Assignment:
Read the data line by line and say how many lines contain the string "screenshot", giving the number alone.

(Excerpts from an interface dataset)
══════════════════════════════
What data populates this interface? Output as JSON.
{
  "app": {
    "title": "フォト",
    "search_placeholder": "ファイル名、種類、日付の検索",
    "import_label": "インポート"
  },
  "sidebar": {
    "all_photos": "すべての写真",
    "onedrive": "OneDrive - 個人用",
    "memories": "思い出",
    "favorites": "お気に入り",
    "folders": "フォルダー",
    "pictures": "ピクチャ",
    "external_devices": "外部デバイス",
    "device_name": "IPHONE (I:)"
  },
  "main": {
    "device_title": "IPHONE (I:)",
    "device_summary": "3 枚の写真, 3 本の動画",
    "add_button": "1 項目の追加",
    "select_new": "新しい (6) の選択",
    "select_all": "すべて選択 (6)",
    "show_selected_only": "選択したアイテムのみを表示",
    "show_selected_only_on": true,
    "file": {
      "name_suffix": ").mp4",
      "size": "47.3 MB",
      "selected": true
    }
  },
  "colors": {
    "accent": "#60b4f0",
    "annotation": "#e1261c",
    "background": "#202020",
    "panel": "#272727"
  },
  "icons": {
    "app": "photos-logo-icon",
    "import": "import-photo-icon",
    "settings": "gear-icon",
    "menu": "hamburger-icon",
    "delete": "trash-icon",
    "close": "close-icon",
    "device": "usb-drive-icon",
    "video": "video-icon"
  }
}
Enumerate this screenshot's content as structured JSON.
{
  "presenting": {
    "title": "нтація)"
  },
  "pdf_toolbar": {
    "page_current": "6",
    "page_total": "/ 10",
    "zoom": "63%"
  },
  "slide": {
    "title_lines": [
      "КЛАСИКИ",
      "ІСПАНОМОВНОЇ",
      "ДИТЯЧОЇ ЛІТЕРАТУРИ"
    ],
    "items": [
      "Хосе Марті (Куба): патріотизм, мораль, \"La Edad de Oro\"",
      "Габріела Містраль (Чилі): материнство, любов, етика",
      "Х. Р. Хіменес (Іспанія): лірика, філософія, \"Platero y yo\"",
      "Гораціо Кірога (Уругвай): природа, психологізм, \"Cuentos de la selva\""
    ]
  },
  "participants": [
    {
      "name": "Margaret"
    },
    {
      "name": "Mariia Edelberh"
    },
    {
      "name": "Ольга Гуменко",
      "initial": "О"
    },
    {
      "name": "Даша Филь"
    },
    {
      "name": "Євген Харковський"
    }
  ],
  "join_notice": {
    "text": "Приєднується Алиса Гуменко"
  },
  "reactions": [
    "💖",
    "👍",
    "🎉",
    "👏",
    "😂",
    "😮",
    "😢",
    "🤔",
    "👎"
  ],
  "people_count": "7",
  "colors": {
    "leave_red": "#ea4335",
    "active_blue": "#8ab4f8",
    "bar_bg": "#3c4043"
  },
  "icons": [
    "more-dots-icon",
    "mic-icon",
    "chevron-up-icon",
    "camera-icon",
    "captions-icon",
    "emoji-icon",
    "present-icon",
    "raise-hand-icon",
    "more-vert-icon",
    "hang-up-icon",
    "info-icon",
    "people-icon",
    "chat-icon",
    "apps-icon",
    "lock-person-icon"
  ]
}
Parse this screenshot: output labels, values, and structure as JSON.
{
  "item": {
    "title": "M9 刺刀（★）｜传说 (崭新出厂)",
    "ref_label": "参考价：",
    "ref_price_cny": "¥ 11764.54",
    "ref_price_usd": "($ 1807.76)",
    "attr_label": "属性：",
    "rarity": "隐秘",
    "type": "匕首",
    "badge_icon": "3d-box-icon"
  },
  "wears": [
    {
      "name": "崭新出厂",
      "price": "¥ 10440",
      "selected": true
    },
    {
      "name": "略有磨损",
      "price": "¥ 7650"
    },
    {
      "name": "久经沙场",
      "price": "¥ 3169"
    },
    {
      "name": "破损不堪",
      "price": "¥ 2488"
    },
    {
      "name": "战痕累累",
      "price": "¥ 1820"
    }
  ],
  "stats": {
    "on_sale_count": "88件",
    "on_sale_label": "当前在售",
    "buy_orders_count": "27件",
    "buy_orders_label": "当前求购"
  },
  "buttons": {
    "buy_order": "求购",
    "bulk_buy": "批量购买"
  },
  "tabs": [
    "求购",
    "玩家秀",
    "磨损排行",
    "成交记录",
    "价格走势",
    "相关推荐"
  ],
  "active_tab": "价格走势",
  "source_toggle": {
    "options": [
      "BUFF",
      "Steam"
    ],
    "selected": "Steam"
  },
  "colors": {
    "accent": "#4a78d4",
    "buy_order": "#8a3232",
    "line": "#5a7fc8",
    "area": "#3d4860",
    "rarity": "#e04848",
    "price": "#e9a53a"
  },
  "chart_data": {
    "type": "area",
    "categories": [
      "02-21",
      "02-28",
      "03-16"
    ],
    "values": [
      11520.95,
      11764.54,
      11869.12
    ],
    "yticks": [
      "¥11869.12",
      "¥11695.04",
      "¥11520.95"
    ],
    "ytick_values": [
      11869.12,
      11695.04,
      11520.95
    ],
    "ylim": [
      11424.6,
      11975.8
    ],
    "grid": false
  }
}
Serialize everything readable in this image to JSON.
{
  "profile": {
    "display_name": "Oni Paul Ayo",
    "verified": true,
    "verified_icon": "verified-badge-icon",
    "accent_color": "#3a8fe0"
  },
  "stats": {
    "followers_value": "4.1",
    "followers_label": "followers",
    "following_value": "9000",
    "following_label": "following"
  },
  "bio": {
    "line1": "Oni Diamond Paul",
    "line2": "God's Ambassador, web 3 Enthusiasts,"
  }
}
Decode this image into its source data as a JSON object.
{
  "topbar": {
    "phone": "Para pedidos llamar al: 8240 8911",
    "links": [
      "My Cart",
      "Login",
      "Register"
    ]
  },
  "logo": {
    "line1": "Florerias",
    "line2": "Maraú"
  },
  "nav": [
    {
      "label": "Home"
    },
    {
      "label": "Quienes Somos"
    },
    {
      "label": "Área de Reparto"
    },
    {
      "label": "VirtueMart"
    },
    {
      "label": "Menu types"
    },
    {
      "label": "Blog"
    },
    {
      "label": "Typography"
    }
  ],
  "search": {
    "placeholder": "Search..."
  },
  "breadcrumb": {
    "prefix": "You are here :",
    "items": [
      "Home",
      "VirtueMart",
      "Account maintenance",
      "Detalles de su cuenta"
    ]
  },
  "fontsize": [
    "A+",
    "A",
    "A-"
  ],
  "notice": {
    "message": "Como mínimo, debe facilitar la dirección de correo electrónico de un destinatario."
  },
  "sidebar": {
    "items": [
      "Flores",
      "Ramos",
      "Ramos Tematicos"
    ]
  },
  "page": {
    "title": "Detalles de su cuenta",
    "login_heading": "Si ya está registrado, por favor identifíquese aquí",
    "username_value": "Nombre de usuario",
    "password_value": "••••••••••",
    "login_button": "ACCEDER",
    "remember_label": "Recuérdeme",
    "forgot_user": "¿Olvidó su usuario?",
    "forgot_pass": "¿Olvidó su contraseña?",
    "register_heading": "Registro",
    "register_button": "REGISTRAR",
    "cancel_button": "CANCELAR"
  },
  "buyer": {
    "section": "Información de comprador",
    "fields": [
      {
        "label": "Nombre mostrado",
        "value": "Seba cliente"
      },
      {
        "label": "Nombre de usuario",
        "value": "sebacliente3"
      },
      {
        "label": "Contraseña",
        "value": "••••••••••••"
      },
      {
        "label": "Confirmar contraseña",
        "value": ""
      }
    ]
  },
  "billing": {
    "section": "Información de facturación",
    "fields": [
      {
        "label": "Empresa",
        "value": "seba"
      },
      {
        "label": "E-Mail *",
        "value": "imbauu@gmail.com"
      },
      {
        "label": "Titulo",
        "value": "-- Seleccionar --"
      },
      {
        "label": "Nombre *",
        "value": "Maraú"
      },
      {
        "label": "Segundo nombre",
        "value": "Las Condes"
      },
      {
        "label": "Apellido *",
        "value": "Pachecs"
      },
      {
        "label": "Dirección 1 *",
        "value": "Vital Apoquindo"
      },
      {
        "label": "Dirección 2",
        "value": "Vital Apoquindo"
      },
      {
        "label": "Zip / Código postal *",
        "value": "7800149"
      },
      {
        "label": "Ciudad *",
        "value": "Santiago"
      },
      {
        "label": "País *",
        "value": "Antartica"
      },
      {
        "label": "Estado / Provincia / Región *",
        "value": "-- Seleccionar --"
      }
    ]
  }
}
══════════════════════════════
Reply:
2